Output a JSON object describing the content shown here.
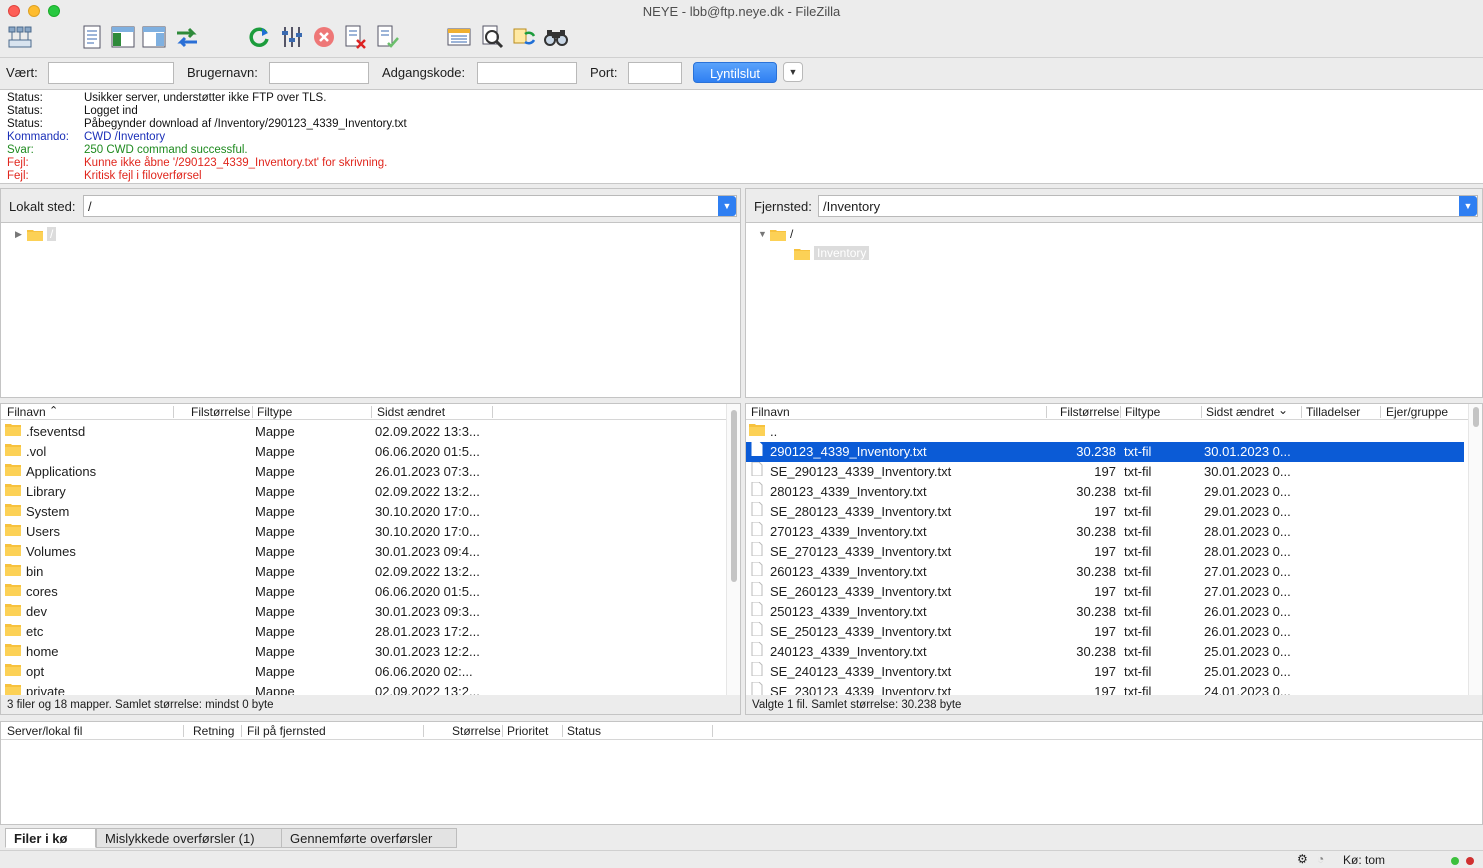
{
  "window": {
    "title": "NEYE - lbb@ftp.neye.dk - FileZilla"
  },
  "toolbar": {
    "icons": [
      "site-manager-icon",
      "toggle-log-icon",
      "toggle-local-tree-icon",
      "toggle-remote-tree-icon",
      "toggle-queue-icon",
      "refresh-icon",
      "process-queue-icon",
      "cancel-icon",
      "disconnect-icon",
      "reconnect-icon",
      "directory-listing-filter-icon",
      "compare-icon",
      "sync-browsing-icon",
      "search-icon"
    ]
  },
  "quickconnect": {
    "host_label": "Vært:",
    "host_value": "",
    "user_label": "Brugernavn:",
    "user_value": "",
    "pass_label": "Adgangskode:",
    "pass_value": "",
    "port_label": "Port:",
    "port_value": "",
    "button_label": "Lyntilslut"
  },
  "log": [
    {
      "label": "Status:",
      "message": "Usikker server, understøtter ikke FTP over TLS.",
      "type": "status"
    },
    {
      "label": "Status:",
      "message": "Logget ind",
      "type": "status"
    },
    {
      "label": "Status:",
      "message": "Påbegynder download af /Inventory/290123_4339_Inventory.txt",
      "type": "status"
    },
    {
      "label": "Kommando:",
      "message": "CWD /Inventory",
      "type": "cmd"
    },
    {
      "label": "Svar:",
      "message": "250 CWD command successful.",
      "type": "resp"
    },
    {
      "label": "Fejl:",
      "message": "Kunne ikke åbne '/290123_4339_Inventory.txt' for skrivning.",
      "type": "err"
    },
    {
      "label": "Fejl:",
      "message": "Kritisk fejl i filoverførsel",
      "type": "err"
    }
  ],
  "local": {
    "site_label": "Lokalt sted:",
    "path": "/",
    "tree_root": "/",
    "columns": [
      "Filnavn",
      "Filstørrelse",
      "Filtype",
      "Sidst ændret"
    ],
    "files": [
      {
        "name": ".fseventsd",
        "size": "",
        "type": "Mappe",
        "modified": "02.09.2022 13:3..."
      },
      {
        "name": ".vol",
        "size": "",
        "type": "Mappe",
        "modified": "06.06.2020 01:5..."
      },
      {
        "name": "Applications",
        "size": "",
        "type": "Mappe",
        "modified": "26.01.2023 07:3..."
      },
      {
        "name": "Library",
        "size": "",
        "type": "Mappe",
        "modified": "02.09.2022 13:2..."
      },
      {
        "name": "System",
        "size": "",
        "type": "Mappe",
        "modified": "30.10.2020 17:0..."
      },
      {
        "name": "Users",
        "size": "",
        "type": "Mappe",
        "modified": "30.10.2020 17:0..."
      },
      {
        "name": "Volumes",
        "size": "",
        "type": "Mappe",
        "modified": "30.01.2023 09:4..."
      },
      {
        "name": "bin",
        "size": "",
        "type": "Mappe",
        "modified": "02.09.2022 13:2..."
      },
      {
        "name": "cores",
        "size": "",
        "type": "Mappe",
        "modified": "06.06.2020 01:5..."
      },
      {
        "name": "dev",
        "size": "",
        "type": "Mappe",
        "modified": "30.01.2023 09:3..."
      },
      {
        "name": "etc",
        "size": "",
        "type": "Mappe",
        "modified": "28.01.2023 17:2..."
      },
      {
        "name": "home",
        "size": "",
        "type": "Mappe",
        "modified": "30.01.2023 12:2..."
      },
      {
        "name": "opt",
        "size": "",
        "type": "Mappe",
        "modified": "06.06.2020 02:..."
      },
      {
        "name": "private",
        "size": "",
        "type": "Mappe",
        "modified": "02.09.2022 13:2..."
      }
    ],
    "status": "3 filer og 18 mapper. Samlet størrelse: mindst 0 byte"
  },
  "remote": {
    "site_label": "Fjernsted:",
    "path": "/Inventory",
    "tree_root": "/",
    "tree_child": "Inventory",
    "columns": [
      "Filnavn",
      "Filstørrelse",
      "Filtype",
      "Sidst ændret",
      "Tilladelser",
      "Ejer/gruppe"
    ],
    "files": [
      {
        "name": "..",
        "size": "",
        "type": "",
        "modified": "",
        "folder": true
      },
      {
        "name": "290123_4339_Inventory.txt",
        "size": "30.238",
        "type": "txt-fil",
        "modified": "30.01.2023 0...",
        "selected": true
      },
      {
        "name": "SE_290123_4339_Inventory.txt",
        "size": "197",
        "type": "txt-fil",
        "modified": "30.01.2023 0..."
      },
      {
        "name": "280123_4339_Inventory.txt",
        "size": "30.238",
        "type": "txt-fil",
        "modified": "29.01.2023 0..."
      },
      {
        "name": "SE_280123_4339_Inventory.txt",
        "size": "197",
        "type": "txt-fil",
        "modified": "29.01.2023 0..."
      },
      {
        "name": "270123_4339_Inventory.txt",
        "size": "30.238",
        "type": "txt-fil",
        "modified": "28.01.2023 0..."
      },
      {
        "name": "SE_270123_4339_Inventory.txt",
        "size": "197",
        "type": "txt-fil",
        "modified": "28.01.2023 0..."
      },
      {
        "name": "260123_4339_Inventory.txt",
        "size": "30.238",
        "type": "txt-fil",
        "modified": "27.01.2023 0..."
      },
      {
        "name": "SE_260123_4339_Inventory.txt",
        "size": "197",
        "type": "txt-fil",
        "modified": "27.01.2023 0..."
      },
      {
        "name": "250123_4339_Inventory.txt",
        "size": "30.238",
        "type": "txt-fil",
        "modified": "26.01.2023 0..."
      },
      {
        "name": "SE_250123_4339_Inventory.txt",
        "size": "197",
        "type": "txt-fil",
        "modified": "26.01.2023 0..."
      },
      {
        "name": "240123_4339_Inventory.txt",
        "size": "30.238",
        "type": "txt-fil",
        "modified": "25.01.2023 0..."
      },
      {
        "name": "SE_240123_4339_Inventory.txt",
        "size": "197",
        "type": "txt-fil",
        "modified": "25.01.2023 0..."
      },
      {
        "name": "SE_230123_4339_Inventory.txt",
        "size": "197",
        "type": "txt-fil",
        "modified": "24.01.2023 0..."
      }
    ],
    "status": "Valgte 1 fil. Samlet størrelse: 30.238 byte"
  },
  "queue": {
    "columns": [
      "Server/lokal fil",
      "Retning",
      "Fil på fjernsted",
      "Størrelse",
      "Prioritet",
      "Status"
    ],
    "tabs": [
      "Filer i kø",
      "Mislykkede overførsler (1)",
      "Gennemførte overførsler"
    ],
    "status": "Kø: tom"
  },
  "colors": {
    "selection": "#0b5bd6",
    "accent": "#2f7ff2",
    "error": "#e0261d",
    "response": "#1f8a1f",
    "command": "#1a2fb8",
    "folder": "#f7c23e"
  }
}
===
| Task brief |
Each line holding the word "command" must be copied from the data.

| Result for this exercise |
      "message": "250 CWD command successful.",
    "command": "#1a2fb8",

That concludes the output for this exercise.